- Scope Creep is a Dangerous Thing
We all come across things during an investigation that force us to decide whether to fold the new allegations into our investigation or whether to pass them on. One of the most important evaluative standards here is very simple; if the new allegations represent a more serious set of possible infractions than the investigation you are doing, create a separate inquiry. Thus, while investigating possible isolated misuse of a company vehicle, you gather data from corporate information systems that reveals widespread misuse of corporate credit cards, finish the limited inquiry and conduct the broad, more serious one separately. There are several reasons for this, the most pertinent of which is to avoid the minimization or escalation of the initial allegations. If the alleged misconduct is unrelated (those allegedly misusing the vehicle are not implicated in the credit card allegations) the facts in their “story” should not be conflated with the facts of the allegedly more widespread conduct. Similarly, if there is overlap in the parties involved, those parties should all be treated equally, rather than have one set of allegations lay deeper suspicion on the others. More practically speaking, when a series of minor infractions mount up as an investigation is conducted, it is important that the investigation not be prosecutorial, and that minor infractions that would not otherwise have been addressed be given their proper weight. When, for instance, an incidentally reviewed employee’s email to a colleague indicated that on a particular day she would be “slipping out ten minutes early” for a child’s concert, the investigator wanted to add this to findings as “misusing time.” This was in an organization that did not maintain time clocks and was known for their focus on productivity over face time. It was my rather challenging job to convince her that while this could be shared as part of her report, it was prudent to stick to the allegations that were being investigated in her findings of fact, avoiding a “piling on” of things best referred to in credibility or narrative portions of her report. If she had concerns about repeated infractions, I suggested, a separate investigation would be warranted.

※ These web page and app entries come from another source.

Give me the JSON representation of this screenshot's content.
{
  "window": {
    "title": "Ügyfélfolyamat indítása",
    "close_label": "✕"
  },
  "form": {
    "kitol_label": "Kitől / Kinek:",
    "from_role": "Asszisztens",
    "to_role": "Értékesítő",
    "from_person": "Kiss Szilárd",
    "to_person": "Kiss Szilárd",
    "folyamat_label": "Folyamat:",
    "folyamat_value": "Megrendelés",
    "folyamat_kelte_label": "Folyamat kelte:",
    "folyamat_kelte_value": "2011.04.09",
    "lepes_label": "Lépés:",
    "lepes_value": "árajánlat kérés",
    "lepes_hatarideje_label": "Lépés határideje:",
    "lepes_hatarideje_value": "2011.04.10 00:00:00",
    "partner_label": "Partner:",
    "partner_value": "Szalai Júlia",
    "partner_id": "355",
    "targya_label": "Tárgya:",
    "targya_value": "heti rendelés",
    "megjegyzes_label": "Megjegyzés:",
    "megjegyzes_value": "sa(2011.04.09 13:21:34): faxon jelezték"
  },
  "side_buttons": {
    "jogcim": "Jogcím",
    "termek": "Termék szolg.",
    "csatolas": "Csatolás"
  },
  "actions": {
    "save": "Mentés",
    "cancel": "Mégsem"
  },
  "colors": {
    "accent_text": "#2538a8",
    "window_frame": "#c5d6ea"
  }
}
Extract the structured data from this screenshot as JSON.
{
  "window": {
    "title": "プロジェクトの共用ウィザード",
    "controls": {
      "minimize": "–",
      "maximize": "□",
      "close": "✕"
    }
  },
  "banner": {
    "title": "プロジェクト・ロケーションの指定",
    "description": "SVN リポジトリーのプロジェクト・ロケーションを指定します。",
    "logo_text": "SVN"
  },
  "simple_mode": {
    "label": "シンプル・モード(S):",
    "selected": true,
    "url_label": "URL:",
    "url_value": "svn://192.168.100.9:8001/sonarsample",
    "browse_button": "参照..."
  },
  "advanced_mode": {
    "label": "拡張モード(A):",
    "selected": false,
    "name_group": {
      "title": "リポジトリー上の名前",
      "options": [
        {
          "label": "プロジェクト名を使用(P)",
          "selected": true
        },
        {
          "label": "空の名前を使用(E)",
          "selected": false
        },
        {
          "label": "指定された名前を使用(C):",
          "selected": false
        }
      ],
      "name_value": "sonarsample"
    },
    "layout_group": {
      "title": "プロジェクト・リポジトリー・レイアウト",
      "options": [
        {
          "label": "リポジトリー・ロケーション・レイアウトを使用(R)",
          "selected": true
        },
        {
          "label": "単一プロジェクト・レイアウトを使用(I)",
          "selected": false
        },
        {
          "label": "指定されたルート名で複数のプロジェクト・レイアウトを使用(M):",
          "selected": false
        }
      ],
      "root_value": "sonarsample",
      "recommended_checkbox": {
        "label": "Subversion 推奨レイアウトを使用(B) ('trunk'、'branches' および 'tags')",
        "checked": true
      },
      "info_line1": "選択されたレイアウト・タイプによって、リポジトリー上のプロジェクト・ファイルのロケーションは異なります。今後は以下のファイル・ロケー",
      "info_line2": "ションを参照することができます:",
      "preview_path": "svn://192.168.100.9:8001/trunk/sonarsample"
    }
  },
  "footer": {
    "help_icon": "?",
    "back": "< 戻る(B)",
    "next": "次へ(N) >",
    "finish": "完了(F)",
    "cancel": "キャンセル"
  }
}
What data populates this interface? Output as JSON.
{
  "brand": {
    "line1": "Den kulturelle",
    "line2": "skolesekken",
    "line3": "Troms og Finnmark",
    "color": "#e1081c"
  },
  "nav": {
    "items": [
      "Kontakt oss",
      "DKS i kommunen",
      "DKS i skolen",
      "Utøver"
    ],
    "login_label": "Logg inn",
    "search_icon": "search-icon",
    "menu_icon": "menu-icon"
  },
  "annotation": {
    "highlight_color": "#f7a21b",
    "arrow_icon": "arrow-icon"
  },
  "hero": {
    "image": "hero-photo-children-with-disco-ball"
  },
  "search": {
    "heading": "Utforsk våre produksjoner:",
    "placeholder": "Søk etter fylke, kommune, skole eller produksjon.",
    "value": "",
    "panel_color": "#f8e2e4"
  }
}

- Your notes are your notes.
Honestly, whether you type out things verbatim on your PC or scribble lines with a crayon, the notes you take contemporaneously are your notes. Save them. You can type them up, you can clarify them, you can correct your grammar and spelling, and you can add the questions you asked to them if you like, BUT SAVE YOUR RAW NOTES. There is no such thing as “draft notes,” because notes are by nature contemporaneous. If you choose to make changes, as most of us do (mine are fairly illegible unless I do a quick “clean up” after I interview) make them in a way that is transparent; for instance, if you take notes on a computer, save the originals and then make any adjustments in a different font or a different color. Save both versions. If you type them up and “fix” grammar and spelling as you go, staple the originals to the new ones. Why? It is a fair question for someone scrutinizing your work to ask if the notes that formed the basis for your report or findings were contemporaneous. If the answer is “no,” you want to demonstrate that any changes you made were for purposes of clarification, readability or future recall and that you did not substantively change the notes. Honestly, I recently came across someone who crossed out one thing and wrote another, and when I asked why it had been changed, the answer was, “Because I felt bad I said that.” Ouch.
Thanks for reading my blog. If you find it helpful, please share it with others. Happy New Year.